» Information supplied

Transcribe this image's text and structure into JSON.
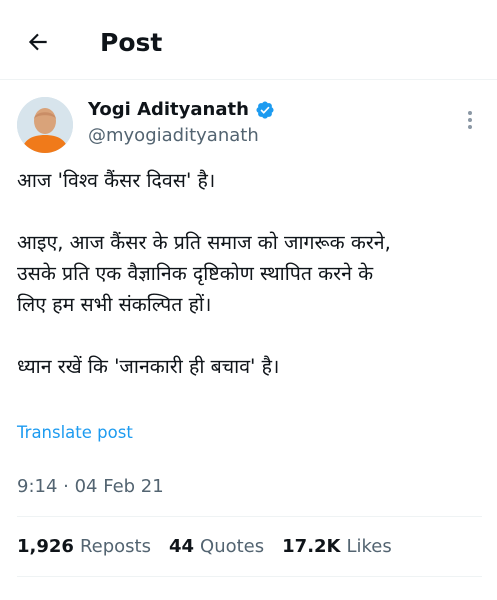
{
  "header": {
    "back_icon": "arrow-left-icon",
    "title": "Post"
  },
  "author": {
    "name": "Yogi Adityanath",
    "verified_icon": "verified-badge-icon",
    "verified_color": "#1d9bf0",
    "handle": "@myogiadityanath"
  },
  "post": {
    "paragraphs": [
      {
        "lines": [
          "आज 'विश्व कैंसर दिवस' है।"
        ]
      },
      {
        "lines": [
          "आइए, आज कैंसर के प्रति समाज को जागरूक करने,",
          "उसके प्रति एक वैज्ञानिक दृष्टिकोण स्थापित करने के",
          "लिए हम सभी संकल्पित हों।"
        ]
      },
      {
        "lines": [
          "ध्यान रखें कि 'जानकारी ही बचाव' है।"
        ]
      }
    ],
    "translate_label": "Translate post",
    "timestamp": "9:14 · 04 Feb 21"
  },
  "stats": {
    "reposts_count": "1,926",
    "reposts_label": "Reposts",
    "quotes_count": "44",
    "quotes_label": "Quotes",
    "likes_count": "17.2K",
    "likes_label": "Likes"
  },
  "colors": {
    "text_primary": "#0f1419",
    "text_secondary": "#536471",
    "link": "#1d9bf0",
    "divider": "#eff3f4"
  }
}
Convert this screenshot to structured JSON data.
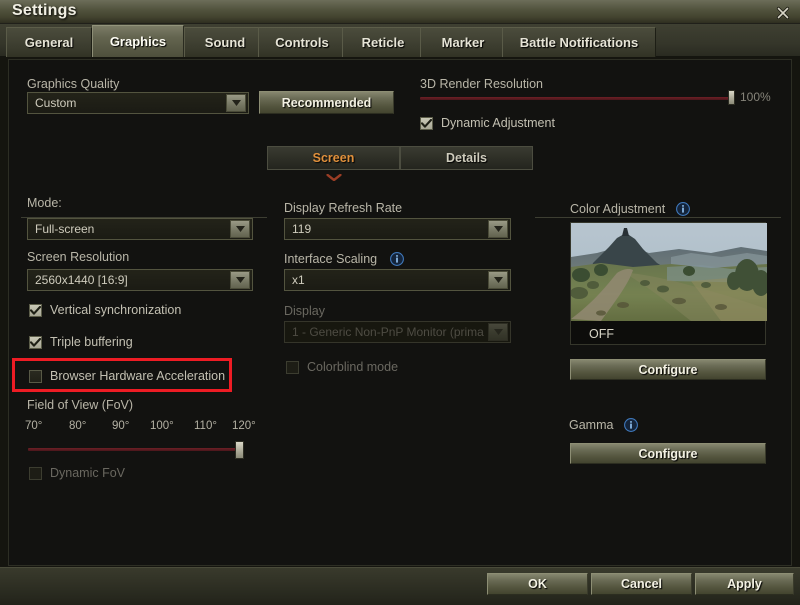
{
  "window": {
    "title": "Settings",
    "close_icon": "close-icon"
  },
  "tabs": [
    {
      "label": "General",
      "active": false
    },
    {
      "label": "Graphics",
      "active": true
    },
    {
      "label": "Sound",
      "active": false
    },
    {
      "label": "Controls",
      "active": false
    },
    {
      "label": "Reticle",
      "active": false
    },
    {
      "label": "Marker",
      "active": false
    },
    {
      "label": "Battle Notifications",
      "active": false
    }
  ],
  "graphics_quality": {
    "label": "Graphics Quality",
    "value": "Custom",
    "recommended_button": "Recommended"
  },
  "render_resolution": {
    "label": "3D Render Resolution",
    "value": "100%",
    "dynamic_adjustment_label": "Dynamic Adjustment",
    "dynamic_adjustment_checked": true
  },
  "subtabs": [
    {
      "label": "Screen",
      "active": true
    },
    {
      "label": "Details",
      "active": false
    }
  ],
  "left_column": {
    "mode_label": "Mode:",
    "mode_value": "Full-screen",
    "resolution_label": "Screen Resolution",
    "resolution_value": "2560x1440 [16:9]",
    "vsync_label": "Vertical synchronization",
    "vsync_checked": true,
    "triple_buffering_label": "Triple buffering",
    "triple_buffering_checked": true,
    "browser_accel_label": "Browser Hardware Acceleration",
    "browser_accel_checked": false,
    "fov_label": "Field of View (FoV)",
    "fov_ticks": [
      "70°",
      "80°",
      "90°",
      "100°",
      "110°",
      "120°"
    ],
    "dynamic_fov_label": "Dynamic FoV",
    "dynamic_fov_checked": false
  },
  "middle_column": {
    "refresh_rate_label": "Display Refresh Rate",
    "refresh_rate_value": "119",
    "interface_scaling_label": "Interface Scaling",
    "interface_scaling_value": "x1",
    "display_label": "Display",
    "display_value": "1 - Generic Non-PnP Monitor (prima",
    "colorblind_label": "Colorblind mode",
    "colorblind_checked": false
  },
  "right_column": {
    "color_adjustment_label": "Color Adjustment",
    "preview_state": "OFF",
    "color_configure_button": "Configure",
    "gamma_label": "Gamma",
    "gamma_configure_button": "Configure"
  },
  "footer_buttons": {
    "ok": "OK",
    "cancel": "Cancel",
    "apply": "Apply"
  },
  "colors": {
    "accent_orange": "#e0903c",
    "highlight_red": "#ee1c24",
    "slider_red": "#6e2026",
    "panel_bg": "#121210",
    "info_blue": "#1d4f86"
  }
}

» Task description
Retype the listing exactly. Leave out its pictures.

» Problem solution
Transcribe this image's text and structure into JSON.
{
  "header": {
    "back_icon": "arrow-left-icon",
    "title": "Post"
  },
  "author": {
    "name": "Yogi Adityanath",
    "verified_icon": "verified-badge-icon",
    "verified_color": "#1d9bf0",
    "handle": "@myogiadityanath"
  },
  "post": {
    "paragraphs": [
      {
        "lines": [
          "आज 'विश्व कैंसर दिवस' है।"
        ]
      },
      {
        "lines": [
          "आइए, आज कैंसर के प्रति समाज को जागरूक करने,",
          "उसके प्रति एक वैज्ञानिक दृष्टिकोण स्थापित करने के",
          "लिए हम सभी संकल्पित हों।"
        ]
      },
      {
        "lines": [
          "ध्यान रखें कि 'जानकारी ही बचाव' है।"
        ]
      }
    ],
    "translate_label": "Translate post",
    "timestamp": "9:14 · 04 Feb 21"
  },
  "stats": {
    "reposts_count": "1,926",
    "reposts_label": "Reposts",
    "quotes_count": "44",
    "quotes_label": "Quotes",
    "likes_count": "17.2K",
    "likes_label": "Likes"
  },
  "colors": {
    "text_primary": "#0f1419",
    "text_secondary": "#536471",
    "link": "#1d9bf0",
    "divider": "#eff3f4"
  }
}
Convert this screenshot to structured JSON data.
{
  "window": {
    "title": "Settings",
    "close_icon": "close-icon"
  },
  "tabs": [
    {
      "label": "General",
      "active": false
    },
    {
      "label": "Graphics",
      "active": true
    },
    {
      "label": "Sound",
      "active": false
    },
    {
      "label": "Controls",
      "active": false
    },
    {
      "label": "Reticle",
      "active": false
    },
    {
      "label": "Marker",
      "active": false
    },
    {
      "label": "Battle Notifications",
      "active": false
    }
  ],
  "graphics_quality": {
    "label": "Graphics Quality",
    "value": "Custom",
    "recommended_button": "Recommended"
  },
  "render_resolution": {
    "label": "3D Render Resolution",
    "value": "100%",
    "dynamic_adjustment_label": "Dynamic Adjustment",
    "dynamic_adjustment_checked": true
  },
  "subtabs": [
    {
      "label": "Screen",
      "active": true
    },
    {
      "label": "Details",
      "active": false
    }
  ],
  "left_column": {
    "mode_label": "Mode:",
    "mode_value": "Full-screen",
    "resolution_label": "Screen Resolution",
    "resolution_value": "2560x1440 [16:9]",
    "vsync_label": "Vertical synchronization",
    "vsync_checked": true,
    "triple_buffering_label": "Triple buffering",
    "triple_buffering_checked": true,
    "browser_accel_label": "Browser Hardware Acceleration",
    "browser_accel_checked": false,
    "fov_label": "Field of View (FoV)",
    "fov_ticks": [
      "70°",
      "80°",
      "90°",
      "100°",
      "110°",
      "120°"
    ],
    "dynamic_fov_label": "Dynamic FoV",
    "dynamic_fov_checked": false
  },
  "middle_column": {
    "refresh_rate_label": "Display Refresh Rate",
    "refresh_rate_value": "119",
    "interface_scaling_label": "Interface Scaling",
    "interface_scaling_value": "x1",
    "display_label": "Display",
    "display_value": "1 - Generic Non-PnP Monitor (prima",
    "colorblind_label": "Colorblind mode",
    "colorblind_checked": false
  },
  "right_column": {
    "color_adjustment_label": "Color Adjustment",
    "preview_state": "OFF",
    "color_configure_button": "Configure",
    "gamma_label": "Gamma",
    "gamma_configure_button": "Configure"
  },
  "footer_buttons": {
    "ok": "OK",
    "cancel": "Cancel",
    "apply": "Apply"
  },
  "colors": {
    "accent_orange": "#e0903c",
    "highlight_red": "#ee1c24",
    "slider_red": "#6e2026",
    "panel_bg": "#121210",
    "info_blue": "#1d4f86"
  }
}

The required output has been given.